What Is Electrical Earthing?


Electrical Earthing (or grounding, US): an electric connections between conductive parts and local earth [defined in the IEC 60050-195-2021].

BS7671 provides the following definition: a connection of the exposed-conductive-parts of an installation to the main earthing terminal of that installation.

Protective earthing (or protective grounding, US): earthing for purposes of electrical safety [defined in the IEC 60050-195-2021].

BS7671 provides the following definition: an earthing of a point or points in a system or in an instal lation or in equipment for the purposes of safety.

Electrical Earthing Features

Connection to local earth can be: intentional, unintentional or accidental, permanent or temporary.

In other words, earthing is an action performed in an electrical installation. Therefore, it cannot, for example, be serviceable or faulty. It cannot have a resistance or any other characteristics. An earthing arrangement, for example, has a resistance. Electrical earthing can only be done or not done. This is an important point that is often misunderstood.

By electrical earthing, namely by connecting exposed-conductive-parts to protective conductors, paths are created for the flow of earth-fault currents. Protective devices must disconnect these currents when earthing is performed.

Regulatory documents establish requirements for two types of earthing: protective earthing and functional earthing.

You can see an example of how to make a protective earthing for a TT system in the figure below:

TT system 3-phase, 3-wire without the neutral conductor throughout the distribution system
Figure 1. TT system 3-phase, 3-wire without the neutral conductor throughout the distribution system

According to IEC 61140-2016, electrical earthing is not a protective measure. It is only an element of, for example, the protective measure “automatic disconnection of supply”. That is, for protection against electric shock, earthing is used in conjunction with other protective provisions. Electrical earthing alone cannot provide this protection.

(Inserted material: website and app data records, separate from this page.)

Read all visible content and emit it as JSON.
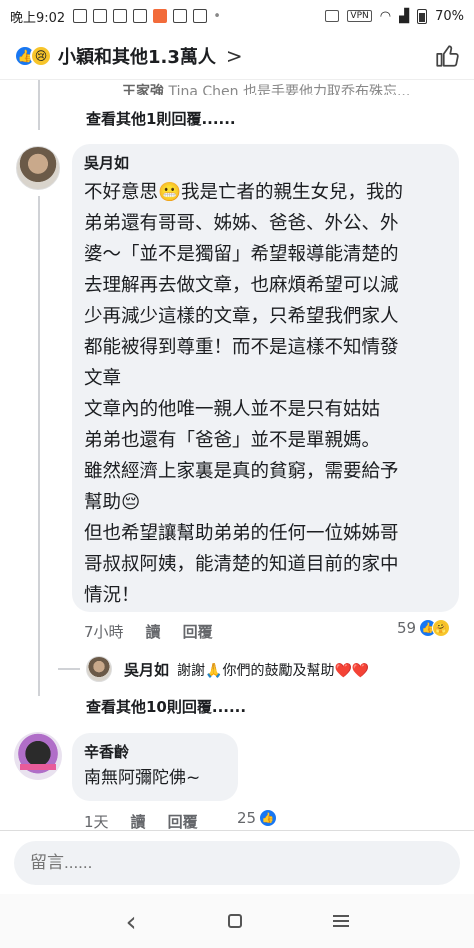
{
  "status_bar": {
    "time": "晚上9:02",
    "vpn": "VPN",
    "battery": "70%"
  },
  "header": {
    "title": "小穎和其他1.3萬人",
    "chevron": ">"
  },
  "thread_top": {
    "cut_author": "王家強",
    "cut_text": "Tina Chen 也是手要他力取乔布殊忘...",
    "view_more": "查看其他1則回覆......"
  },
  "comment1": {
    "author": "吳月如",
    "body": "不好意思😬我是亡者的親生女兒，我的\n弟弟還有哥哥、姊姊、爸爸、外公、外\n婆～「並不是獨留」希望報導能清楚的\n去理解再去做文章，也麻煩希望可以減\n少再減少這樣的文章，只希望我們家人\n都能被得到尊重！而不是這樣不知情發\n文章\n文章內的他唯一親人並不是只有姑姑\n弟弟也還有「爸爸」並不是單親媽。\n雖然經濟上家裏是真的貧窮，需要給予\n幫助😔\n但也希望讓幫助弟弟的任何一位姊姊哥\n哥叔叔阿姨，能清楚的知道目前的家中\n情況！",
    "time": "7小時",
    "read": "讀",
    "reply": "回覆",
    "reaction_count": "59"
  },
  "reply1": {
    "author": "吳月如",
    "text": "謝謝🙏你們的鼓勵及幫助❤️❤️",
    "view_more": "查看其他10則回覆......"
  },
  "comment2": {
    "author": "辛香齡",
    "body": "南無阿彌陀佛~",
    "time": "1天",
    "read": "讀",
    "reply": "回覆",
    "reaction_count": "25"
  },
  "composer": {
    "placeholder": "留言......"
  },
  "nav": {
    "back": "‹"
  }
}
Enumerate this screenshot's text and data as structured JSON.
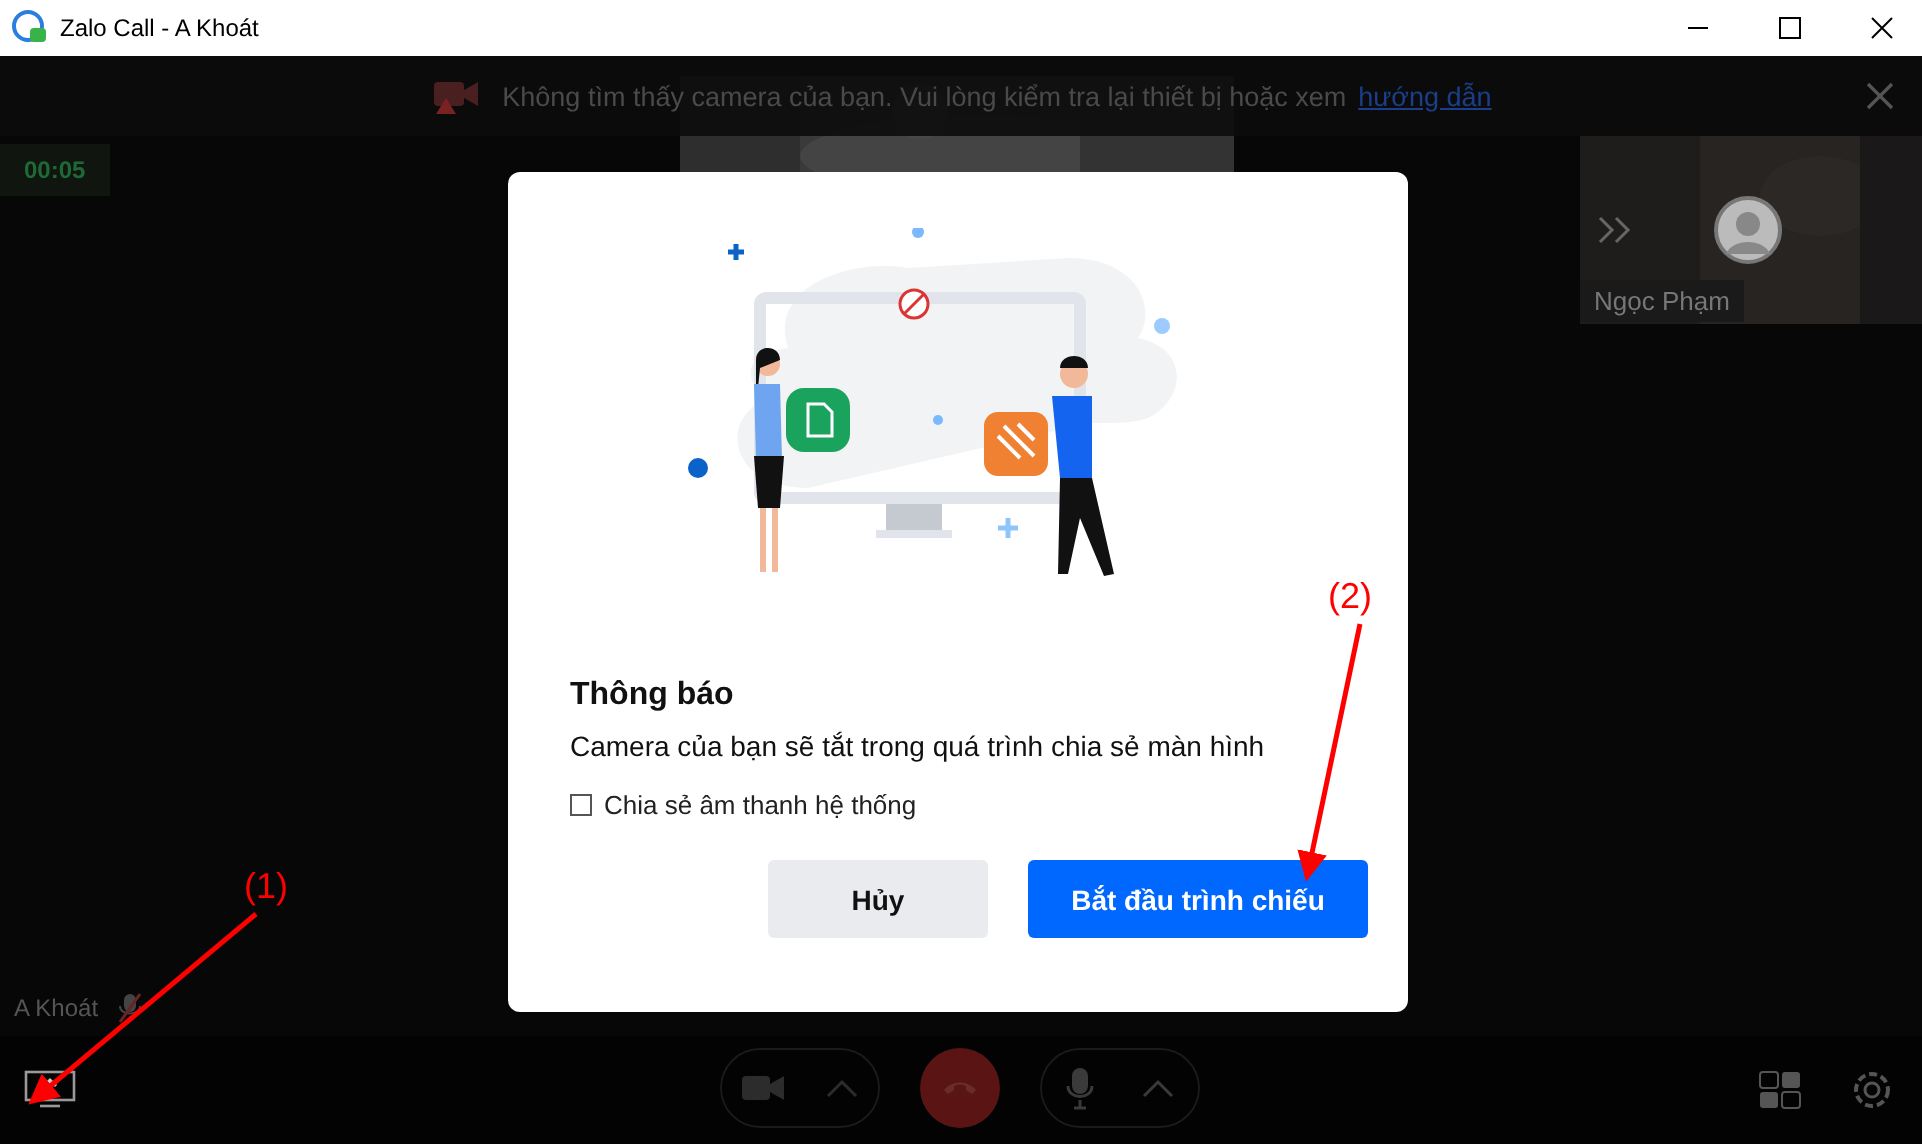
{
  "window": {
    "title": "Zalo Call - A Khoát"
  },
  "banner": {
    "text": "Không tìm thấy camera của bạn. Vui lòng kiểm tra lại thiết bị hoặc xem",
    "link": "hướng dẫn"
  },
  "timer": "00:05",
  "participant_thumbnail": {
    "name": "Ngọc Phạm"
  },
  "self_label": {
    "name": "A Khoát",
    "muted": true
  },
  "dialog": {
    "title": "Thông báo",
    "message": "Camera của bạn sẽ tắt trong quá trình chia sẻ màn hình",
    "checkbox": {
      "label": "Chia sẻ âm thanh hệ thống",
      "checked": false
    },
    "buttons": [
      {
        "label": "Hủy",
        "kind": "secondary"
      },
      {
        "label": "Bắt đầu trình chiếu",
        "kind": "primary"
      }
    ]
  },
  "annotations": [
    {
      "label": "(1)"
    },
    {
      "label": "(2)"
    }
  ]
}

Be aware that the “metal parts” of class II electrical equipment must not be earthed. The exposed-conductive-parts of class I electrical equipment must be earthed.

Another common mistake is to state that when earthing, the electric current “instantly escapes into the earth without causing any hazard to humans”. In fact, when a phase conductor is shorted to earthed conductive parts, the latter are live and hazardous to humans. In earth faults, exposed-conductive-parts in TN systems are live, usually at half the phase voltage. In a TT system this voltage can be equal to the phase voltage.

Requirement for Protective Earthing

  1. If any connection of the protective earthing is interrupted, it impairs the protection or the function of a protective measure or protective provision provided for electrical safety.
  2. Exposed-conductive-parts shall be connected to a protective conductor under the specific conditions for each type of system earthing as specified in 411.4 to 411.6 [4].
  3. Simultaneously accessible exposed-conductive-parts shall be connected to the same earthing system individually, in groups or collectively.
  4. Conductors for protective earthing shall comply with IEC 60364-5-54.
  5. Each circuit shall have available a protective conductor connected to the relevant earthing terminal.
  6. A circuit protective conductor shall be run to and terminated at each point in wiring and at each accessory except a lampholder having no exposed conductive-parts and suspended from such a point.


  1. IEC 60050-195-2021
  2. BS 7671:2018+A2:2022
  3. IEC 61140-2016
  4. IEC 60364-4-41-2017